3 minute read
Ajay Satyan, an alumnus from The Australian National University (ANU) College of Business and Economics (CBE), received the Public Service Medal (PSM) in the 2023 King’s Birthday Honours.
Previously known as the Queen’s Birthday Honours during the reign of Queen Elizabeth II, the King’s Birthday Honours highlights the exemplary work of citizens in Australia. Ajay was awarded the PSM for his outstanding leadership in heading up the economic support program in Victoria during the COVID-19 pandemic.
“I always assumed the King’s Birthday Honours were reserved for either famous sportspersons or celebrities, and heads of public agencies,” says Ajay. “I was pleasantly surprised to be recognised with the prestigious PSM.”
As a senior public-sector executive, Ajay has led large, multidisciplinary teams in the delivery of significant government priorities over the last three years, including the COVID-19 economic response and, more recently, the economic response to flood events in Victoria. As a leader from a multicultural background, he prioritises fostering a culture of inclusivity and accountability in his teams.
Before working with the Victorian government, Ajay held various leadership roles in the Australian Government across the Department of the Environment and Energy (now called the Department of Climate Change, Energy, the Environment and Water), and the Australian Taxation Office (ATO). He graduated from ANU in 2009 with a Master of Business Administration, majoring in Project Management.
In this interview, Ajay gives an account of his career experiences, and highlights the University's focus on industry-ready graduates.
Q. Congratulations on receiving the prestigious King's Birthday 2023 Honours! How do you feel about this recognition?
As a leader of the Victorian Government’s premier program design and delivery capability, I am humbled and proud to receive this honour, and dedicate it to the many professional and values-driven public servants who gave Australia their very best service during the pandemic and the flood emergencies that followed. I am a firm believer that good teamwork makes the dream work, and I feel proud to lead a diverse, high-performing and citizen-focused public-service team.
Q. Why did you choose to study in Australia at ANU, and what were the highlights of your time at CBE?
I chose ANU because it was Australia’s top university and it offered a rich diversity of courses taught by world-renowned academics, complemented by state-of-the-art libraries and academic-support systems. I have fond memories of the sprawling Acton campus located so close to the city!
While at ANU, I was immersed in learning experiences alongside the most talented domestic and international students. Key highlights of my time at ANU were my project-management coursework, which I greatly enjoyed, along with spending time at the Chifley and Hancock libraries doing research for assignments, and being selected as one of ten students for the inaugural Vice Chancellor’s ANU-UniSA Summer Research Scholarships.
Q. Can you tell us about your career path? What led you to the role you’re in today?

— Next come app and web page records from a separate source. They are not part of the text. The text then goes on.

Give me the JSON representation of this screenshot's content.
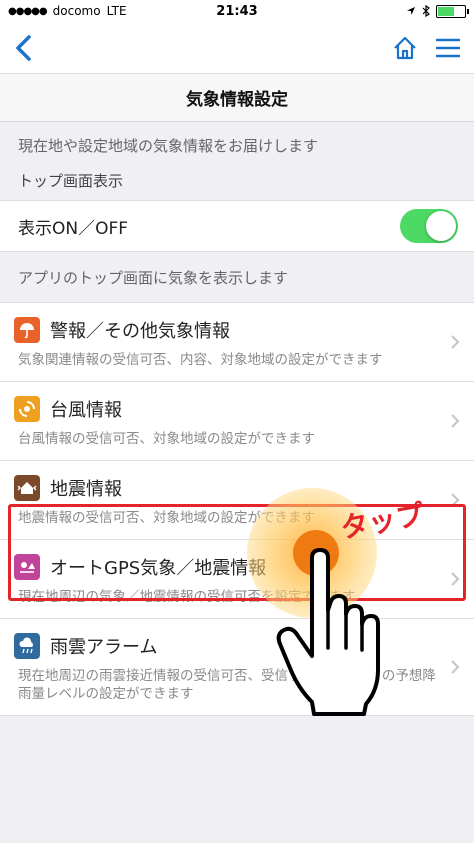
{
  "status_bar": {
    "carrier": "docomo",
    "network": "LTE",
    "time": "21:43"
  },
  "nav": {
    "back_icon": "chevron-left-icon",
    "home_icon": "home-icon",
    "menu_icon": "hamburger-menu-icon",
    "accent": "#1a73c9"
  },
  "page_title": "気象情報設定",
  "intro_text": "現在地や設定地域の気象情報をお届けします",
  "section_header": "トップ画面表示",
  "toggle": {
    "label": "表示ON／OFF",
    "state": "on",
    "color": "#4cd964"
  },
  "toggle_note": "アプリのトップ画面に気象を表示します",
  "menu": [
    {
      "title": "警報／その他気象情報",
      "desc": "気象関連情報の受信可否、内容、対象地域の設定ができます",
      "icon": "warning-umbrella-icon",
      "color": "#e8622a"
    },
    {
      "title": "台風情報",
      "desc": "台風情報の受信可否、対象地域の設定ができます",
      "icon": "typhoon-icon",
      "color": "#f0a020"
    },
    {
      "title": "地震情報",
      "desc": "地震情報の受信可否、対象地域の設定ができます",
      "icon": "earthquake-house-icon",
      "color": "#7a4a2a"
    },
    {
      "title": "オートGPS気象／地震情報",
      "desc": "現在地周辺の気象／地震情報の受信可否を設定できます",
      "icon": "gps-weather-icon",
      "color": "#c0449a"
    },
    {
      "title": "雨雲アラーム",
      "desc": "現在地周辺の雨雲接近情報の受信可否、受信するにあたっての予想降雨量レベルの設定ができます",
      "icon": "rain-cloud-icon",
      "color": "#2f6b9e"
    }
  ],
  "annotation": {
    "label": "タップ",
    "color": "#e5232b"
  }
}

Before I started at ANU, I assumed I’d leave Canberra when I graduated, but the friendships and networks I forged during my time at university and the recognition of ANU credentials resulted in me staying in Canberra for 11 years, experiencing a range of roles that led to significant career development.
While I was studying, I worked for ActewAGL and then moved to the Catholic Education Network to leverage my ANU project-management credentials and deliver on projects funded by the Digital Education Revolution created by Kevin Rudd, who was Prime Minister at the time. I then took on leadership roles at the ATO to deliver the July tax and superannuation releases, before being appointed as the Chief Technology Officer for the Department of Climate Change, Energy, the Environment and Water (formerly the Department of the Environment and Energy). I eventually moved to Melbourne in 2017 and have been leading large teams and programs in the Victorian State Government ever since.
Q. How has your ANU experience contributed to your latest recognition and your career progression?
My analytical, systems, and project-management thinking skills were developed in the graduate degrees I completed at ANU. The academic rigour and the need to manage competing university priorities meant I had a head start in the professional world. As a result, I was prepared to lead teams and deliver outcomes to benefit all Australians.
Most importantly, given ANU is located in Australia’s national capital, the close networks across the Australian Public Service (APS) meant I could quickly develop skills relevant to the APS, which set me up to be effective in the work. These public sector values and ethos have shaped how I worked for the APS and with my team.
Q. You joined ANU as an international student. What advice would you give to other international students on maximising their ANU experience, and pursuing a career in Australia?
As one of the world’s top universities located in our national capital, ANU provides a range of academic and extracurricular career-shaping experiences for any international student considering graduate or postgraduate studies. I am confident that my time at ANU will continue to positively impact my career in the years to come – and the recent King’s Birthday Honours is a testament to this. A degree at ANU is well regarded by Australia’s top companies, as well as government agencies. Graduating from one of our nation’s premier universities will undoubtedly allow students to pursue a career of their choosing in many of the country’s top companies, tech start-ups, and government agencies.